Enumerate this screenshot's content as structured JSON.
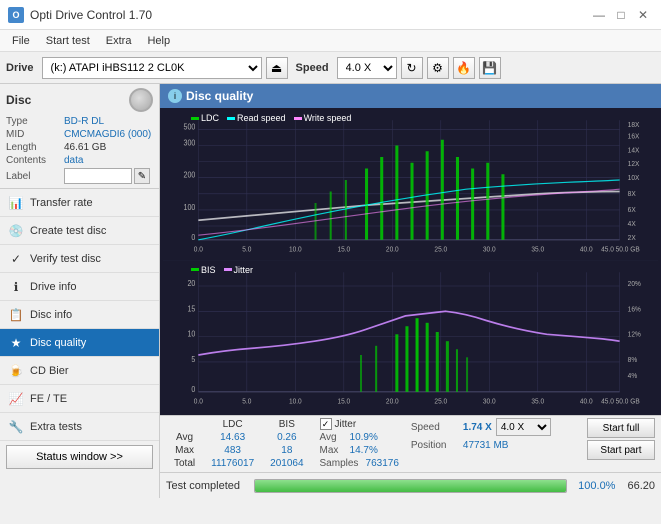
{
  "titlebar": {
    "title": "Opti Drive Control 1.70",
    "icon": "O",
    "minimize": "—",
    "maximize": "□",
    "close": "✕"
  },
  "menubar": {
    "items": [
      "File",
      "Start test",
      "Extra",
      "Help"
    ]
  },
  "drive_toolbar": {
    "drive_label": "Drive",
    "drive_value": "(k:) ATAPI iHBS112  2 CL0K",
    "speed_label": "Speed",
    "speed_value": "4.0 X",
    "eject_icon": "⏏",
    "refresh_icon": "↻"
  },
  "sidebar": {
    "disc_title": "Disc",
    "disc_fields": [
      {
        "label": "Type",
        "value": "BD-R DL",
        "blue": true
      },
      {
        "label": "MID",
        "value": "CMCMAGDI6 (000)",
        "blue": true
      },
      {
        "label": "Length",
        "value": "46.61 GB",
        "blue": false
      },
      {
        "label": "Contents",
        "value": "data",
        "blue": true
      }
    ],
    "label_field": "Label",
    "nav_items": [
      {
        "id": "transfer-rate",
        "label": "Transfer rate",
        "icon": "📊"
      },
      {
        "id": "create-test-disc",
        "label": "Create test disc",
        "icon": "💿"
      },
      {
        "id": "verify-test-disc",
        "label": "Verify test disc",
        "icon": "✓"
      },
      {
        "id": "drive-info",
        "label": "Drive info",
        "icon": "ℹ"
      },
      {
        "id": "disc-info",
        "label": "Disc info",
        "icon": "📋"
      },
      {
        "id": "disc-quality",
        "label": "Disc quality",
        "icon": "★",
        "active": true
      },
      {
        "id": "cd-bier",
        "label": "CD Bier",
        "icon": "🍺"
      },
      {
        "id": "fe-te",
        "label": "FE / TE",
        "icon": "📈"
      },
      {
        "id": "extra-tests",
        "label": "Extra tests",
        "icon": "🔧"
      }
    ],
    "status_btn": "Status window >>"
  },
  "chart_header": {
    "title": "Disc quality",
    "icon": "i"
  },
  "chart1": {
    "legend": [
      {
        "label": "LDC",
        "color": "#00cc00"
      },
      {
        "label": "Read speed",
        "color": "#00ffff"
      },
      {
        "label": "Write speed",
        "color": "#ff88ff"
      }
    ],
    "y_max": 500,
    "y_right_labels": [
      "18X",
      "16X",
      "14X",
      "12X",
      "10X",
      "8X",
      "6X",
      "4X",
      "2X"
    ],
    "x_labels": [
      "0.0",
      "5.0",
      "10.0",
      "15.0",
      "20.0",
      "25.0",
      "30.0",
      "35.0",
      "40.0",
      "45.0",
      "50.0 GB"
    ]
  },
  "chart2": {
    "legend": [
      {
        "label": "BIS",
        "color": "#00cc00"
      },
      {
        "label": "Jitter",
        "color": "#dd88ff"
      }
    ],
    "y_max": 20,
    "y_right_labels": [
      "20%",
      "16%",
      "12%",
      "8%",
      "4%"
    ],
    "x_labels": [
      "0.0",
      "5.0",
      "10.0",
      "15.0",
      "20.0",
      "25.0",
      "30.0",
      "35.0",
      "40.0",
      "45.0",
      "50.0 GB"
    ]
  },
  "stats": {
    "columns": [
      "",
      "LDC",
      "BIS"
    ],
    "rows": [
      {
        "label": "Avg",
        "ldc": "14.63",
        "bis": "0.26"
      },
      {
        "label": "Max",
        "ldc": "483",
        "bis": "18"
      },
      {
        "label": "Total",
        "ldc": "11176017",
        "bis": "201064"
      }
    ],
    "jitter_checked": true,
    "jitter_label": "Jitter",
    "jitter_rows": [
      {
        "label": "Avg",
        "value": "10.9%"
      },
      {
        "label": "Max",
        "value": "14.7%"
      },
      {
        "label": "Samples",
        "value": "763176"
      }
    ],
    "speed_label": "Speed",
    "speed_value": "1.74 X",
    "speed_select": "4.0 X",
    "position_label": "Position",
    "position_value": "47731 MB",
    "btn_start_full": "Start full",
    "btn_start_part": "Start part"
  },
  "progressbar": {
    "label": "Test completed",
    "value": 100.0,
    "display": "100.0%",
    "extra": "66.20"
  }
}
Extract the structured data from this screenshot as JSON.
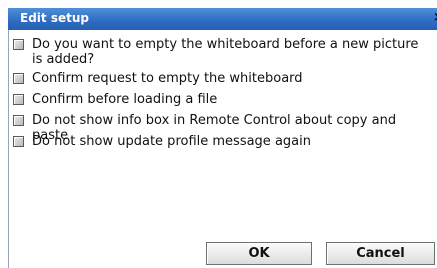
{
  "dialog": {
    "title": "Edit setup",
    "close_glyph": "×",
    "options": [
      {
        "label": "Do you want to empty the whiteboard before a new picture is added?",
        "checked": false
      },
      {
        "label": "Confirm request to empty the whiteboard",
        "checked": false
      },
      {
        "label": "Confirm before loading a file",
        "checked": false
      },
      {
        "label": "Do not show info box in Remote Control about copy and paste",
        "checked": false
      },
      {
        "label": "Do not show update profile message again",
        "checked": false
      }
    ],
    "ok_label": "OK",
    "cancel_label": "Cancel"
  },
  "colors": {
    "titlebar": "#2f6ec4",
    "title_text": "#ffffff",
    "background": "#ffffff"
  }
}
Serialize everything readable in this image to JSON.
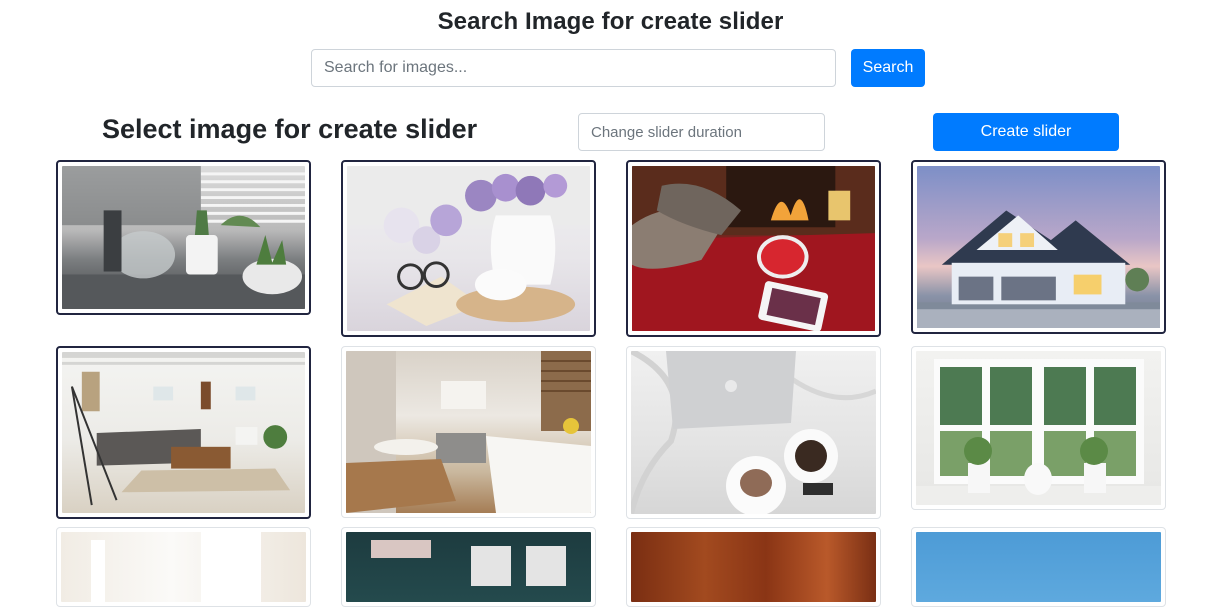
{
  "header": {
    "title": "Search Image for create slider",
    "search_placeholder": "Search for images...",
    "search_value": "",
    "search_button": "Search"
  },
  "slider_panel": {
    "title": "Select image for create slider",
    "duration_placeholder": "Change slider duration",
    "duration_value": "",
    "create_button": "Create slider"
  },
  "colors": {
    "primary": "#007bff",
    "selected_border": "#212540",
    "thumb_border": "#dee2e6"
  },
  "images": [
    {
      "subject": "plants-on-windowsill",
      "selected": true
    },
    {
      "subject": "lilac-book-teacup",
      "selected": true
    },
    {
      "subject": "cozy-fireplace-slippers",
      "selected": true
    },
    {
      "subject": "suburban-house-dusk",
      "selected": true
    },
    {
      "subject": "bright-living-room",
      "selected": true
    },
    {
      "subject": "white-kitchen",
      "selected": false
    },
    {
      "subject": "laptop-coffee-bed",
      "selected": false
    },
    {
      "subject": "window-flower-pots",
      "selected": false
    },
    {
      "subject": "white-curtains",
      "selected": false
    },
    {
      "subject": "building-facade",
      "selected": false
    },
    {
      "subject": "wood-texture",
      "selected": false
    },
    {
      "subject": "blue-sky",
      "selected": false
    }
  ]
}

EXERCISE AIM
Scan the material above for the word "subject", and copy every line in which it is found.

WRITTEN RESPONSE
      "subject": "plants-on-windowsill",
      "subject": "lilac-book-teacup",
      "subject": "cozy-fireplace-slippers",
      "subject": "suburban-house-dusk",
      "subject": "bright-living-room",
      "subject": "white-kitchen",
      "subject": "laptop-coffee-bed",
      "subject": "window-flower-pots",
      "subject": "white-curtains",
      "subject": "building-facade",
      "subject": "wood-texture",
      "subject": "blue-sky",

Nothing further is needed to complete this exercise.